Task instructions ▸ Across the entries that follow, count the lines with the string "mare" and reply with that count alone.

Data to process ▸
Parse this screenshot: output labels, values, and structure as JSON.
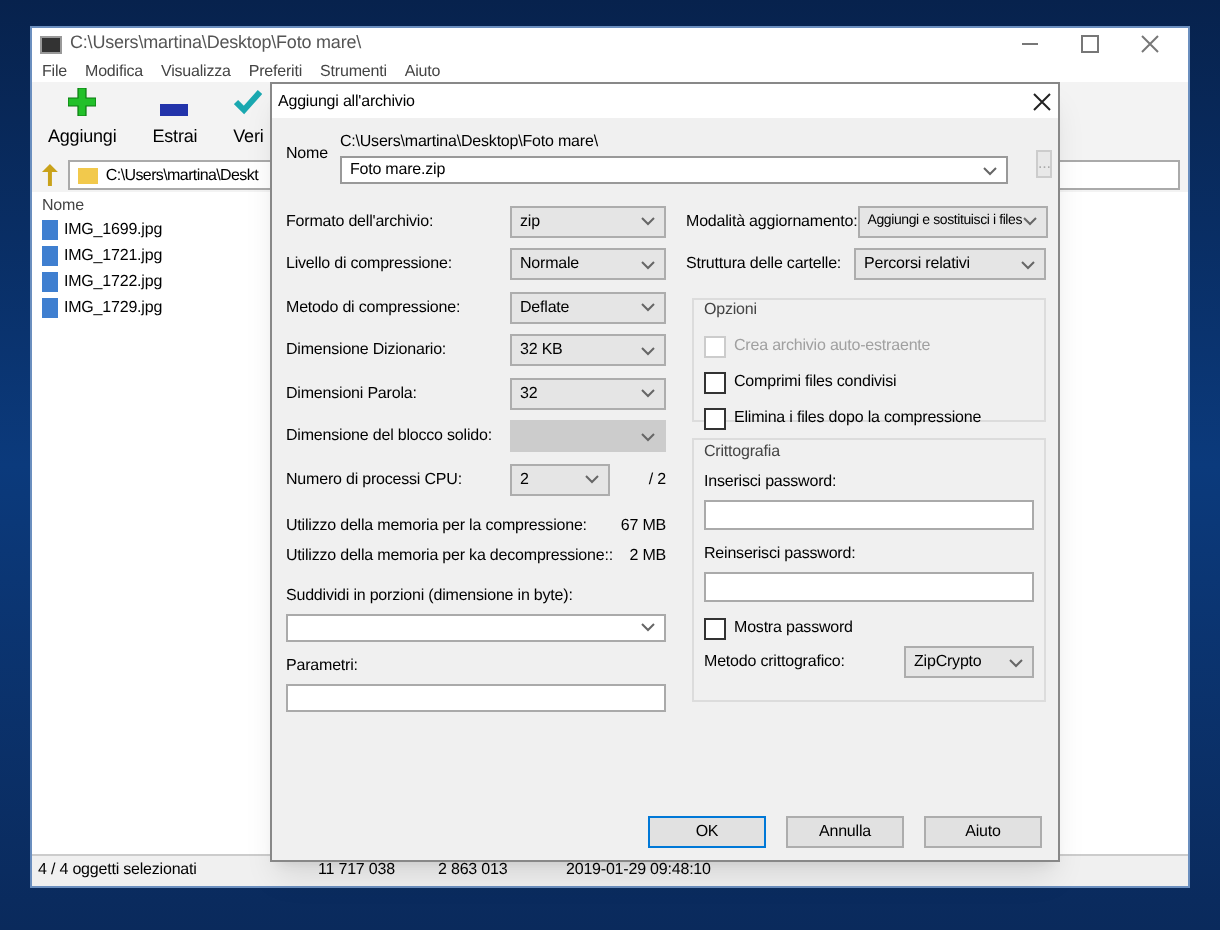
{
  "main_window": {
    "title": "C:\\Users\\martina\\Desktop\\Foto mare\\",
    "menu": [
      "File",
      "Modifica",
      "Visualizza",
      "Preferiti",
      "Strumenti",
      "Aiuto"
    ],
    "toolbar": [
      {
        "label": "Aggiungi",
        "kind": "add"
      },
      {
        "label": "Estrai",
        "kind": "extract"
      },
      {
        "label": "Veri",
        "kind": "test"
      }
    ],
    "address": "C:\\Users\\martina\\Deskt",
    "column": "Nome",
    "files": [
      "IMG_1699.jpg",
      "IMG_1721.jpg",
      "IMG_1722.jpg",
      "IMG_1729.jpg"
    ],
    "status_bar": [
      "4 / 4 oggetti selezionati",
      "11 717 038",
      "2 863 013",
      "2019-01-29 09:48:10"
    ]
  },
  "dialog": {
    "title": "Aggiungi all'archivio",
    "name_label": "Nome",
    "path": "C:\\Users\\martina\\Desktop\\Foto mare\\",
    "archive_name": "Foto mare.zip",
    "browse_button": "...",
    "settings": [
      {
        "label": "Formato dell'archivio:",
        "value": "zip",
        "disabled": false
      },
      {
        "label": "Livello di compressione:",
        "value": "Normale",
        "disabled": false
      },
      {
        "label": "Metodo di compressione:",
        "value": "Deflate",
        "disabled": false
      },
      {
        "label": "Dimensione Dizionario:",
        "value": "32 KB",
        "disabled": false
      },
      {
        "label": "Dimensioni Parola:",
        "value": "32",
        "disabled": false
      },
      {
        "label": "Dimensione del blocco solido:",
        "disabled": true
      }
    ],
    "cpu": {
      "label": "Numero di processi CPU:",
      "value": "2",
      "max": "/ 2"
    },
    "memory": [
      {
        "label": "Utilizzo della memoria per la compressione:",
        "value": "67 MB"
      },
      {
        "label": "Utilizzo della memoria per ka decompressione::",
        "value": "2 MB"
      }
    ],
    "split_label": "Suddividi in porzioni (dimensione in byte):",
    "params_label": "Parametri:",
    "update_mode": {
      "label": "Modalità aggiornamento:",
      "value": "Aggiungi e sostituisci i files"
    },
    "path_mode": {
      "label": "Struttura delle cartelle:",
      "value": "Percorsi relativi"
    },
    "options": {
      "title": "Opzioni",
      "items": [
        {
          "label": "Crea archivio auto-estraente",
          "checked": false,
          "disabled": true
        },
        {
          "label": "Comprimi files condivisi",
          "checked": false,
          "disabled": false
        },
        {
          "label": "Elimina i files dopo la compressione",
          "checked": false,
          "disabled": false
        }
      ]
    },
    "encryption": {
      "title": "Crittografia",
      "password_label": "Inserisci password:",
      "repeat_label": "Reinserisci password:",
      "show_password": {
        "label": "Mostra password",
        "checked": false
      },
      "method_label": "Metodo crittografico:",
      "method": "ZipCrypto"
    },
    "buttons": [
      {
        "label": "OK",
        "default": true
      },
      {
        "label": "Annulla",
        "default": false
      },
      {
        "label": "Aiuto",
        "default": false
      }
    ]
  }
}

Solved problem ▸ 3